What to Do with a Distracted Generation
Eleven years ago, I remember speaking to a large auditorium of university students. Social media had just arrived on the scene, so students were becoming distracted by their smart phones. As I stood to the side of the auditorium, I observed students reading magazines, staring down at their phones, or relaxed with their eyes closed and earbuds in—appearing completely apathetic about my topic that day.
My topic was about leadership.
What I recall most was what took place afterward. Those seemingly distant college students approached me, one by one, wanting to talk about leadership. They had somehow heard me, even though I would’ve never guessed it from their faces.
Every parent, teacher or coach has interacted with students who appeared completely preoccupied with their own little world. For centuries, mothers have repeated instructions to their children only to have those kids fail to follow through on what they were asked to do. Students today are truly a part of a “distracted generation.”
For those of you who are disheartened by this—I have a reminder.
When you teach a concept to students repeatedly, you are establishing a “file” in their minds. In fact, all of our past experiences, especially when young, inform our model of the world through these files. When they’re repeated, neuroscientists remind us they form neuropathways in our brains. In his book, Subliminal: How Your Unconscious Mind Rules Your Behavior, former professor Leonard Mlodinow, confirms this fact, suggesting that constant input even dictates our memories. Our memory of a particular situation is colored by how our neuropathways are set up, from selecting perpetrators in a criminal line up to what happened at the family picnic last summer.
In his article, How You Know, Paul Graham reminds us, “Reading and experience train your model of the world. And even if you forget the experience or what you read, its effect on your model of the world persists. Your mind is like a compiled program you’ve lost the source of. It works, but you don’t know why.”
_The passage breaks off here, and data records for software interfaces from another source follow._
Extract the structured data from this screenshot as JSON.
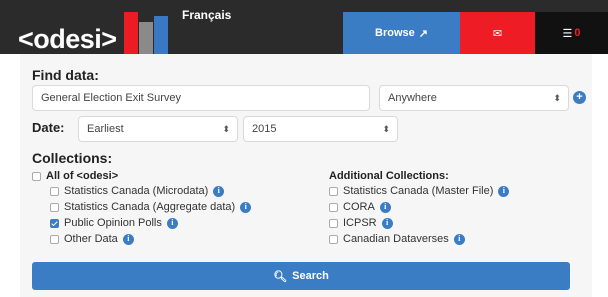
{
  "header": {
    "logo": "<odesi>",
    "language_link": "Français",
    "browse_label": "Browse",
    "browse_icon": "external-link-icon",
    "mail_icon": "envelope-icon",
    "list_icon": "list-icon",
    "list_count": "0",
    "colors": {
      "browse": "#3b7dc4",
      "mail": "#ee1c25",
      "list": "#111111",
      "bar": "#2b2b2b"
    }
  },
  "find": {
    "heading": "Find data:",
    "query_value": "General Election Exit Survey",
    "scope_selected": "Anywhere"
  },
  "date": {
    "label": "Date:",
    "from_selected": "Earliest",
    "to_selected": "2015"
  },
  "collections": {
    "heading": "Collections:",
    "left": [
      {
        "label": "All of <odesi>",
        "bold": true,
        "checked": false,
        "info": false
      },
      {
        "label": "Statistics Canada (Microdata)",
        "checked": false,
        "info": true
      },
      {
        "label": "Statistics Canada (Aggregate data)",
        "checked": false,
        "info": true
      },
      {
        "label": "Public Opinion Polls",
        "checked": true,
        "info": true
      },
      {
        "label": "Other Data",
        "checked": false,
        "info": true
      }
    ],
    "right_heading": "Additional Collections:",
    "right": [
      {
        "label": "Statistics Canada (Master File)",
        "checked": false,
        "info": true
      },
      {
        "label": "CORA",
        "checked": false,
        "info": true
      },
      {
        "label": "ICPSR",
        "checked": false,
        "info": true
      },
      {
        "label": "Canadian Dataverses",
        "checked": false,
        "info": true
      }
    ]
  },
  "search_button": {
    "label": "Search",
    "icon": "magnifier-icon"
  }
}
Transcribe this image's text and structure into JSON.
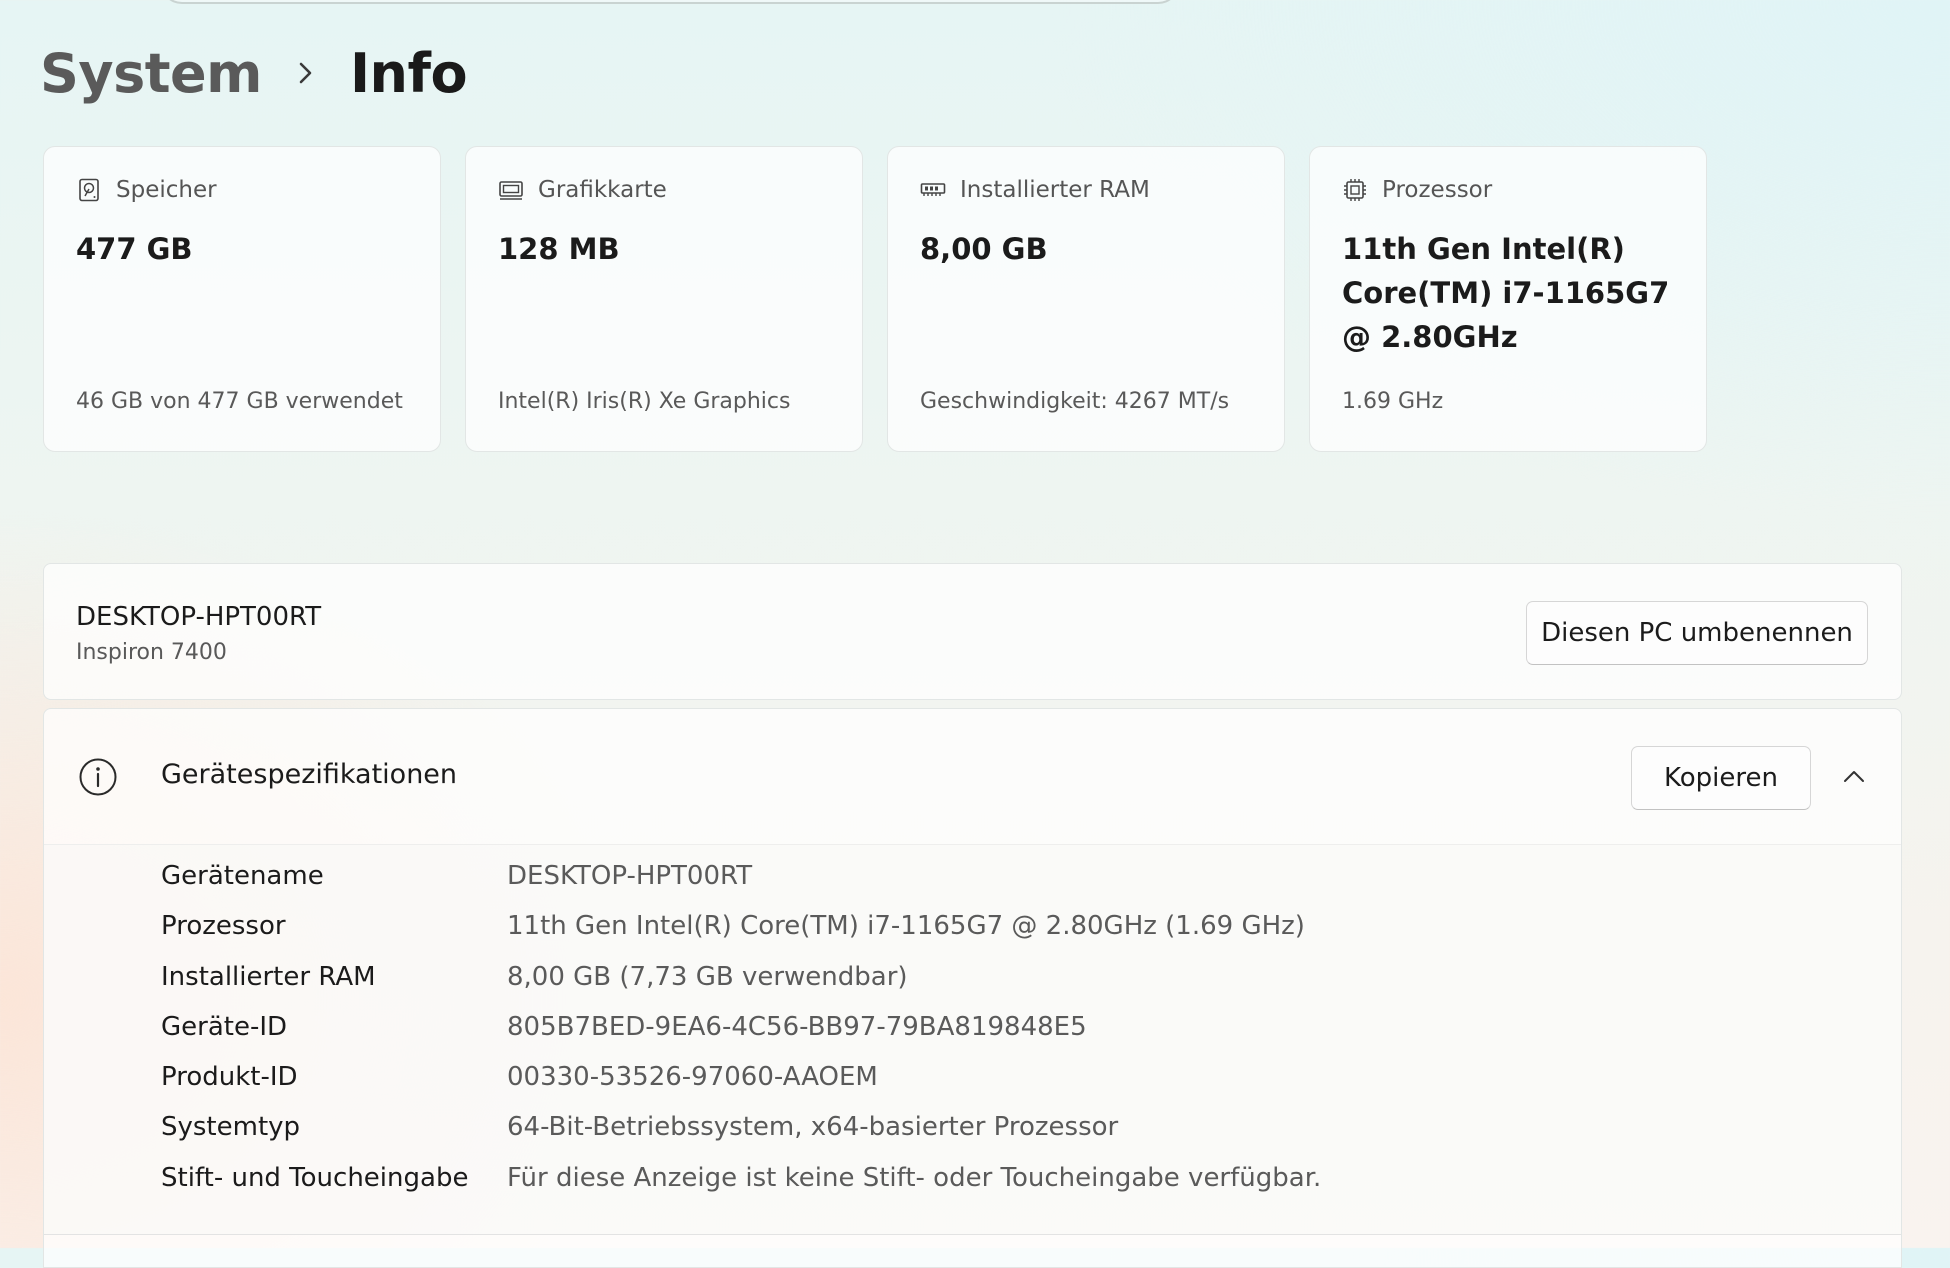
{
  "breadcrumb": {
    "parent": "System",
    "current": "Info"
  },
  "cards": [
    {
      "title": "Speicher",
      "icon": "storage-drive-icon",
      "value": "477 GB",
      "sub": "46 GB von 477 GB verwendet"
    },
    {
      "title": "Grafikkarte",
      "icon": "graphics-card-icon",
      "value": "128 MB",
      "sub": "Intel(R) Iris(R) Xe Graphics"
    },
    {
      "title": "Installierter RAM",
      "icon": "ram-icon",
      "value": "8,00 GB",
      "sub": "Geschwindigkeit: 4267 MT/s"
    },
    {
      "title": "Prozessor",
      "icon": "processor-icon",
      "value": "11th Gen Intel(R) Core(TM) i7-1165G7 @ 2.80GHz",
      "sub": "1.69 GHz"
    }
  ],
  "pc": {
    "name": "DESKTOP-HPT00RT",
    "model": "Inspiron 7400",
    "rename_label": "Diesen PC umbenennen"
  },
  "specs": {
    "title": "Gerätespezifikationen",
    "copy_label": "Kopieren",
    "rows": [
      {
        "label": "Gerätename",
        "value": "DESKTOP-HPT00RT"
      },
      {
        "label": "Prozessor",
        "value": "11th Gen Intel(R) Core(TM) i7-1165G7 @ 2.80GHz (1.69 GHz)"
      },
      {
        "label": "Installierter RAM",
        "value": "8,00 GB (7,73 GB verwendbar)"
      },
      {
        "label": "Geräte-ID",
        "value": "805B7BED-9EA6-4C56-BB97-79BA819848E5"
      },
      {
        "label": "Produkt-ID",
        "value": "00330-53526-97060-AAOEM"
      },
      {
        "label": "Systemtyp",
        "value": "64-Bit-Betriebssystem, x64-basierter Prozessor"
      },
      {
        "label": "Stift- und Toucheingabe",
        "value": "Für diese Anzeige ist keine Stift- oder Toucheingabe verfügbar."
      }
    ]
  }
}
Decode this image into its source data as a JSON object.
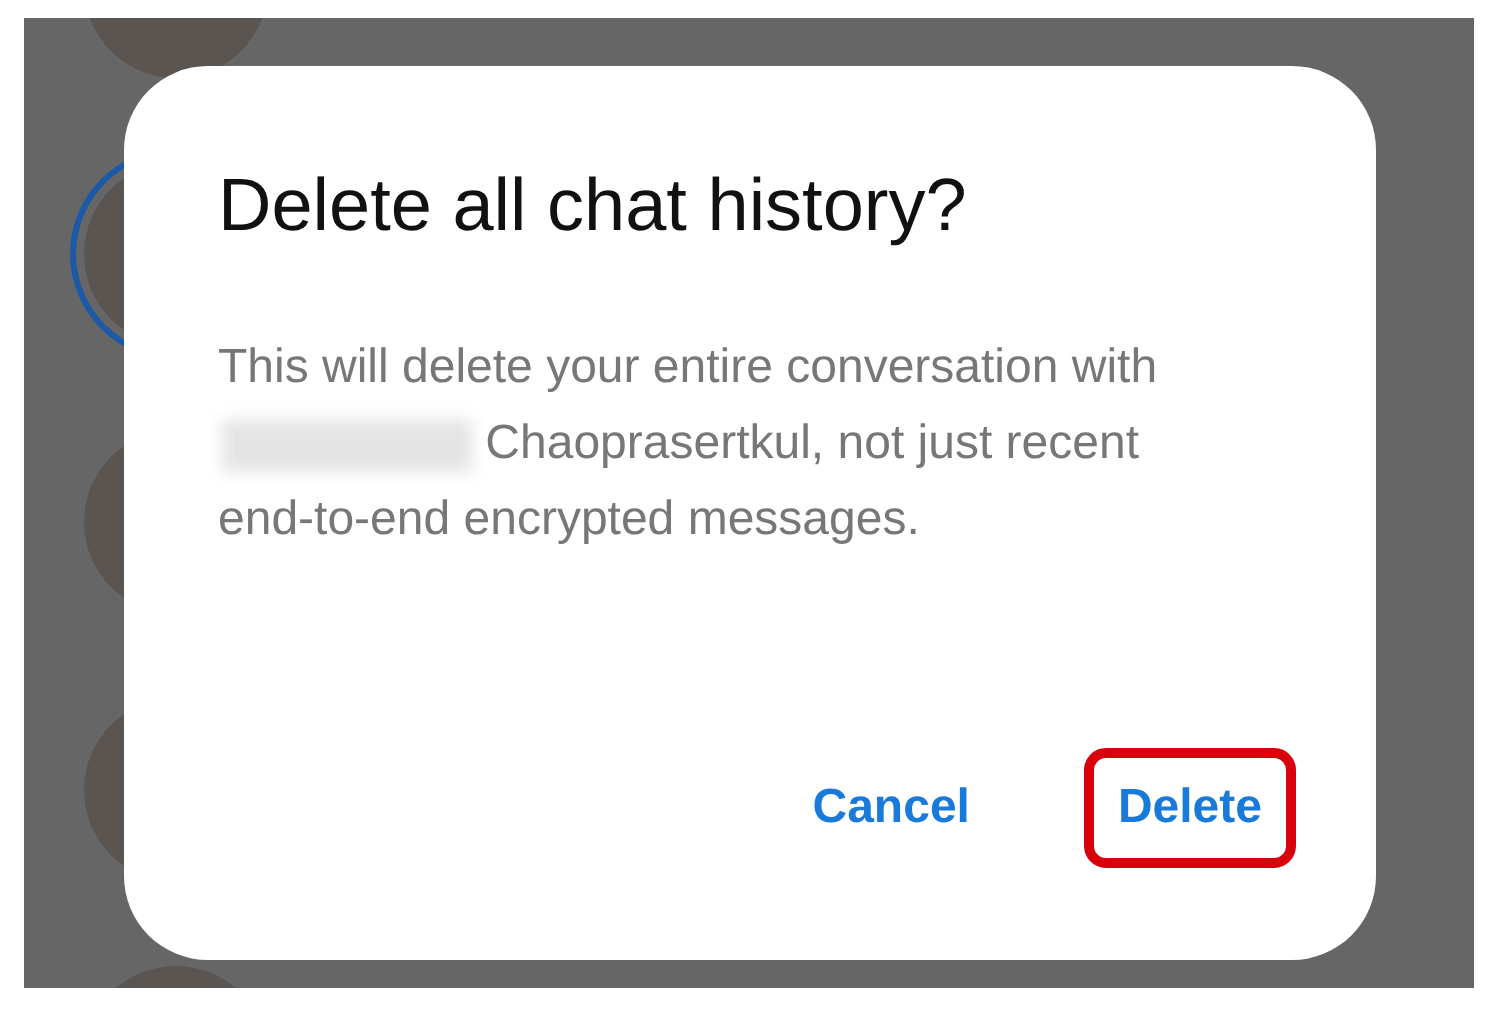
{
  "dialog": {
    "title": "Delete all chat history?",
    "message_before": "This will delete your entire conversation with",
    "message_after": "Chaoprasertkul, not just recent end-to-end encrypted messages.",
    "name_blurred": true
  },
  "buttons": [
    {
      "label": "Cancel",
      "highlighted": false
    },
    {
      "label": "Delete",
      "highlighted": true
    }
  ]
}
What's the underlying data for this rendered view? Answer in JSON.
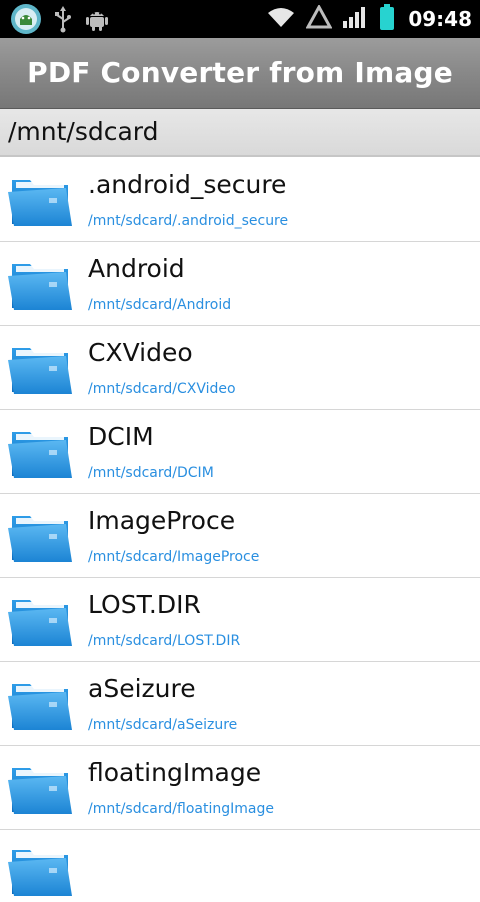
{
  "status_bar": {
    "left_icons": [
      "app-notification-icon",
      "usb-icon",
      "android-debug-icon"
    ],
    "right_icons": [
      "wifi-icon",
      "no-signal-triangle-icon",
      "signal-bars-icon",
      "battery-icon"
    ],
    "time": "09:48"
  },
  "app": {
    "title": "PDF Converter from Image"
  },
  "path_bar": {
    "current_path": "/mnt/sdcard"
  },
  "colors": {
    "status_bar_bg": "#000000",
    "title_bar_bg": "#8a8a8a",
    "path_bar_bg": "#e0e0e0",
    "subtitle_blue": "#2a8fe0",
    "folder_blue": "#1e88d6"
  },
  "folders": [
    {
      "name": ".android_secure",
      "path": "/mnt/sdcard/.android_secure",
      "icon": "folder-icon"
    },
    {
      "name": "Android",
      "path": "/mnt/sdcard/Android",
      "icon": "folder-icon"
    },
    {
      "name": "CXVideo",
      "path": "/mnt/sdcard/CXVideo",
      "icon": "folder-icon"
    },
    {
      "name": "DCIM",
      "path": "/mnt/sdcard/DCIM",
      "icon": "folder-icon"
    },
    {
      "name": "ImageProce",
      "path": "/mnt/sdcard/ImageProce",
      "icon": "folder-icon"
    },
    {
      "name": "LOST.DIR",
      "path": "/mnt/sdcard/LOST.DIR",
      "icon": "folder-icon"
    },
    {
      "name": "aSeizure",
      "path": "/mnt/sdcard/aSeizure",
      "icon": "folder-icon"
    },
    {
      "name": "floatingImage",
      "path": "/mnt/sdcard/floatingImage",
      "icon": "folder-icon"
    }
  ]
}
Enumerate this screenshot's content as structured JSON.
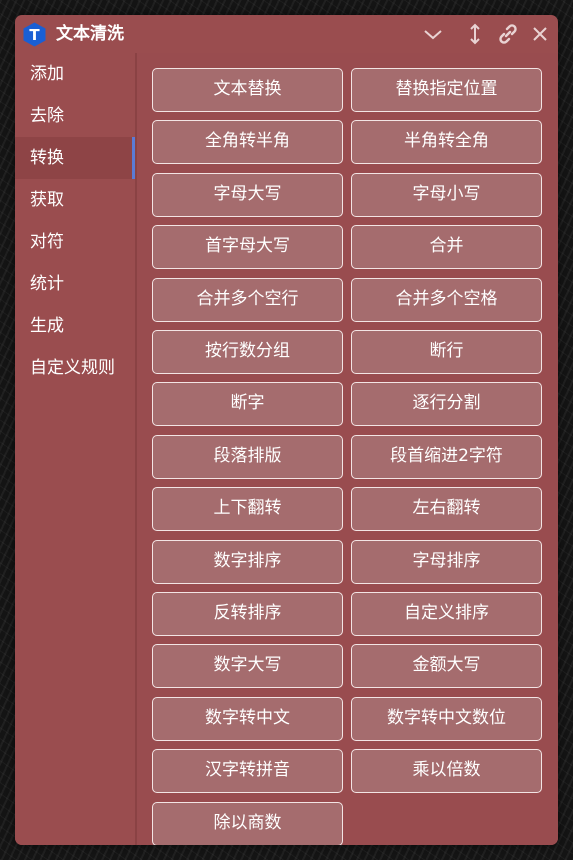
{
  "app": {
    "title": "文本清洗",
    "logo_letter": "T",
    "logo_color": "#1a5fd4"
  },
  "titlebar_icons": [
    "chevron-down-icon",
    "resize-vertical-icon",
    "link-icon",
    "close-icon"
  ],
  "sidebar": {
    "active_index": 2,
    "items": [
      {
        "label": "添加"
      },
      {
        "label": "去除"
      },
      {
        "label": "转换"
      },
      {
        "label": "获取"
      },
      {
        "label": "对符"
      },
      {
        "label": "统计"
      },
      {
        "label": "生成"
      },
      {
        "label": "自定义规则"
      }
    ]
  },
  "main": {
    "buttons": [
      "文本替换",
      "替换指定位置",
      "全角转半角",
      "半角转全角",
      "字母大写",
      "字母小写",
      "首字母大写",
      "合并",
      "合并多个空行",
      "合并多个空格",
      "按行数分组",
      "断行",
      "断字",
      "逐行分割",
      "段落排版",
      "段首缩进2字符",
      "上下翻转",
      "左右翻转",
      "数字排序",
      "字母排序",
      "反转排序",
      "自定义排序",
      "数字大写",
      "金额大写",
      "数字转中文",
      "数字转中文数位",
      "汉字转拼音",
      "乘以倍数",
      "除以商数"
    ]
  },
  "colors": {
    "window_bg": "#9a4d4f",
    "button_bg": "#a56c6e",
    "button_border": "#f3e4e4",
    "active_indicator": "#5b7bd6"
  }
}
Haven’t we all found ourselves doing or saying something, and then realized: I guess I do that because my mom always did that when I was growing up?
How Should This Inform Our Leadership?
1. This encourages me to not lose heart.
Don’t give up on teaching important concepts to the next generation of kids. Even when it appears to you that they’re not “getting it,” the input is being filed away inside of them. When it’s repeated, a neuropathway is likely created.
2. This reminds me I must take advantage of early conditioning.
The younger a student is, the more deeply they will be impressed by good conditioning and habits of thought. During their K-12 years, we must double check in making sure they learn social, emotional learning and life skills.
3. This teaches me to leverage epiphanies as I communicate.
While you are teaching or parenting kids, choose a topic once in a while that could be an epiphany for them—a new idea that could change the way they view life. Make it memorable by using images and creative experiences.
4. This motivates me to repeat what’s most important.
Repeated experiences at home or school become “norms” for students. That’s why we must be intentional about what models we help them create. What gets reinforced gets repeated in their behavior and vocabulary.
This is why I don’t lose heart.